**Task prompt**
Report each line of the data below in which "image" appears.

**Dataset rows describing interfaces**
━━━━━━━━
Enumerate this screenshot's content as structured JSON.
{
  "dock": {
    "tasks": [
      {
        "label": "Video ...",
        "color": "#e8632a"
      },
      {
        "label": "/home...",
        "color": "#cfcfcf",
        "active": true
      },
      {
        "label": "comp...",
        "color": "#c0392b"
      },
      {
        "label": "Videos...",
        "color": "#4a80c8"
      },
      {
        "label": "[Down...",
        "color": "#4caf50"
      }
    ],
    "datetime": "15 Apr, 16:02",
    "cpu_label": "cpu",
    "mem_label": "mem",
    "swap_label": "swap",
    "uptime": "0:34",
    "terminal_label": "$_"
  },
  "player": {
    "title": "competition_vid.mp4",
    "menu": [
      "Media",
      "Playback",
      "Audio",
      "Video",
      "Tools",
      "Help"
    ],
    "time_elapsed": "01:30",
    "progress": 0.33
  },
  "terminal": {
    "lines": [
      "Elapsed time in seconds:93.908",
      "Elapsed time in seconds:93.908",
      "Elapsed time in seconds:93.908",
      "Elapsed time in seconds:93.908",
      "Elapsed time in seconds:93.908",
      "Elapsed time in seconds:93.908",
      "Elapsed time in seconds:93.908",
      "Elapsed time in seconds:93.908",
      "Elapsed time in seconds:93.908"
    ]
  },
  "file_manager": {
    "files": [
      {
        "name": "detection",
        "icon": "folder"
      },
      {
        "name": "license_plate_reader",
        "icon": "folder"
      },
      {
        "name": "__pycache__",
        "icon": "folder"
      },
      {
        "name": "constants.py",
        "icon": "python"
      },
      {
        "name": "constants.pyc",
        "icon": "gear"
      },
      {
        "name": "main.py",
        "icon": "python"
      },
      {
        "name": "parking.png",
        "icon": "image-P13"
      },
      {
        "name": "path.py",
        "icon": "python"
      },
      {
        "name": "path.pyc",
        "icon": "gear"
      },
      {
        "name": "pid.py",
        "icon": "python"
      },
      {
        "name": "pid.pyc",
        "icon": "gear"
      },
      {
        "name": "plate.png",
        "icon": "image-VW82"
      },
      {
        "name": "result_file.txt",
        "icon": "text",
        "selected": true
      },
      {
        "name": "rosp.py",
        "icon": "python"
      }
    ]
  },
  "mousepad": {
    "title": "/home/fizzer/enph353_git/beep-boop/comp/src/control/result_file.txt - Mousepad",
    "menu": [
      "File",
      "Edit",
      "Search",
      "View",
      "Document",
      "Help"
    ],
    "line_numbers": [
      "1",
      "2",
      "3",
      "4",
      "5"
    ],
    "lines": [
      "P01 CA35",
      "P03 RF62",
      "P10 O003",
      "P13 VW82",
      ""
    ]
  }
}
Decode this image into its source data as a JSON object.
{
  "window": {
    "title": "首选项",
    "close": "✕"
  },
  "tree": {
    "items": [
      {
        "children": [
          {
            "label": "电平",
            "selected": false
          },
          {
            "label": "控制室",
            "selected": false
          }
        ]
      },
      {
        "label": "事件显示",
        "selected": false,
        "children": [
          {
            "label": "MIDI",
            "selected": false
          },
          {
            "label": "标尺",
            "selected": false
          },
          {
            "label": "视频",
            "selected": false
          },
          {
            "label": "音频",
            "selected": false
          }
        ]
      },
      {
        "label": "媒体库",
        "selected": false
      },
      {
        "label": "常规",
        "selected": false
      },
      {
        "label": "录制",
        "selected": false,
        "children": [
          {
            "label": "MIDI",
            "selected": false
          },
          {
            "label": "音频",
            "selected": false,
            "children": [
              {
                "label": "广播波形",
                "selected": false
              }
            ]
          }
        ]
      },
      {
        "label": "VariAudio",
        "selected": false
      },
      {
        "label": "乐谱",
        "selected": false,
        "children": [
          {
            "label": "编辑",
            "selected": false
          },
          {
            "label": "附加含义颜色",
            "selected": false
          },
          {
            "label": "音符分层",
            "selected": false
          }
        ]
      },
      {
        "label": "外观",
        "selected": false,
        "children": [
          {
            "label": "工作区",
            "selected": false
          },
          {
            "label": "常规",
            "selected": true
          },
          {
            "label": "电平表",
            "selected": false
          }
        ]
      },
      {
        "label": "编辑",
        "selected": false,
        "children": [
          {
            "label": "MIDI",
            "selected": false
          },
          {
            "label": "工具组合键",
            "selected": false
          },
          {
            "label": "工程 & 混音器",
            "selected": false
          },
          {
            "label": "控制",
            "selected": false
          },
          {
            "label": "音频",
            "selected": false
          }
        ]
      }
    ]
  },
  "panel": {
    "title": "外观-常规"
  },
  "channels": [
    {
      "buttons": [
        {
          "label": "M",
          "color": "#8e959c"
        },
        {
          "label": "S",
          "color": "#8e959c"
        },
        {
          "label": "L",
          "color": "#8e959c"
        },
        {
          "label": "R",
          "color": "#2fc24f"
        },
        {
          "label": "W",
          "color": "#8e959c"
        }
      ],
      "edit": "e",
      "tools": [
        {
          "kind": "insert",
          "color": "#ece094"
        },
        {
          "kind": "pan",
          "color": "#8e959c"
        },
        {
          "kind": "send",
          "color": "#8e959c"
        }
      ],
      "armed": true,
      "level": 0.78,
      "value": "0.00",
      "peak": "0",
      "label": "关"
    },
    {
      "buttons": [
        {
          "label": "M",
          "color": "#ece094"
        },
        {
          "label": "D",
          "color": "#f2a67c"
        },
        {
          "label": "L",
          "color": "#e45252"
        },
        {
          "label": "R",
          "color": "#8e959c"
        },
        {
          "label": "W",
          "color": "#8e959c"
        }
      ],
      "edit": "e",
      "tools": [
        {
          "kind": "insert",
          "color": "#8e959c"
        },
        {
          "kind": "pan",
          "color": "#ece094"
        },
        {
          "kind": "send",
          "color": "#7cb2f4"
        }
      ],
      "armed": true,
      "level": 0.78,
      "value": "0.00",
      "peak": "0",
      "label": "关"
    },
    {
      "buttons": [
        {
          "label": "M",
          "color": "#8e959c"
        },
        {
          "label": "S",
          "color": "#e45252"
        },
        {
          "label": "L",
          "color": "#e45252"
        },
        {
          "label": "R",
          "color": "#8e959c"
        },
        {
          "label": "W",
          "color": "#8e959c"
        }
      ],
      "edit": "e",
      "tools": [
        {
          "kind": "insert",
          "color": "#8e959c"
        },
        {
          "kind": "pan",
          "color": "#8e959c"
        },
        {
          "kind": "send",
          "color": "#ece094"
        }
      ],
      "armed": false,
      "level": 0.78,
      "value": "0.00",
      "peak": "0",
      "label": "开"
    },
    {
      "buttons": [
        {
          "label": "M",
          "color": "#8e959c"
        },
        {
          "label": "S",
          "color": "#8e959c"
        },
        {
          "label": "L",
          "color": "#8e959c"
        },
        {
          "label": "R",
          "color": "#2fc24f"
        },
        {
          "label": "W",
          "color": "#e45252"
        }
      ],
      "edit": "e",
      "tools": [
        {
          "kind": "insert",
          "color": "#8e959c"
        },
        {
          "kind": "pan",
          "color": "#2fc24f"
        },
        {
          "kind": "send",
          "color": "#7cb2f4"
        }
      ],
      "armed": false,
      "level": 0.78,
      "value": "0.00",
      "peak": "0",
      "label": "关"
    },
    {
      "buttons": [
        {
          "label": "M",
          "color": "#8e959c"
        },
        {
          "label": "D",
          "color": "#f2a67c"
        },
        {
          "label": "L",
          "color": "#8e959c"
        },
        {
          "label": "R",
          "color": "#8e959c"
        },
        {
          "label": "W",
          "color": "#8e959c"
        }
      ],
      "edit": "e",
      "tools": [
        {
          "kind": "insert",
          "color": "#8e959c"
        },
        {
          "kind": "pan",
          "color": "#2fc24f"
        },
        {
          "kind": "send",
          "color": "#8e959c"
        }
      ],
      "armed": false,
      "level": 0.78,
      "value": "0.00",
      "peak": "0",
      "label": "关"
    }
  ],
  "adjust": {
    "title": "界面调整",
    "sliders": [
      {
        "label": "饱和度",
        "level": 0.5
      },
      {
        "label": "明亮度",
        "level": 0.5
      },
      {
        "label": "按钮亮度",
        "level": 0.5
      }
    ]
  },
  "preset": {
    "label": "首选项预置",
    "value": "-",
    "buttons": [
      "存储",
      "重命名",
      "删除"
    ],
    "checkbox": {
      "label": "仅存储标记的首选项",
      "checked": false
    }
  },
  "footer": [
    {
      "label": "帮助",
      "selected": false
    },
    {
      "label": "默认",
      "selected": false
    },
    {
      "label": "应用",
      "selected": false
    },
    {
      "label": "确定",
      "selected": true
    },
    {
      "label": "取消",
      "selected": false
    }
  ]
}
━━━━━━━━
**Solution for this exercise**
        "icon": "image-P13"
        "icon": "image-VW82"
Decode this image into its source data as a JSON object.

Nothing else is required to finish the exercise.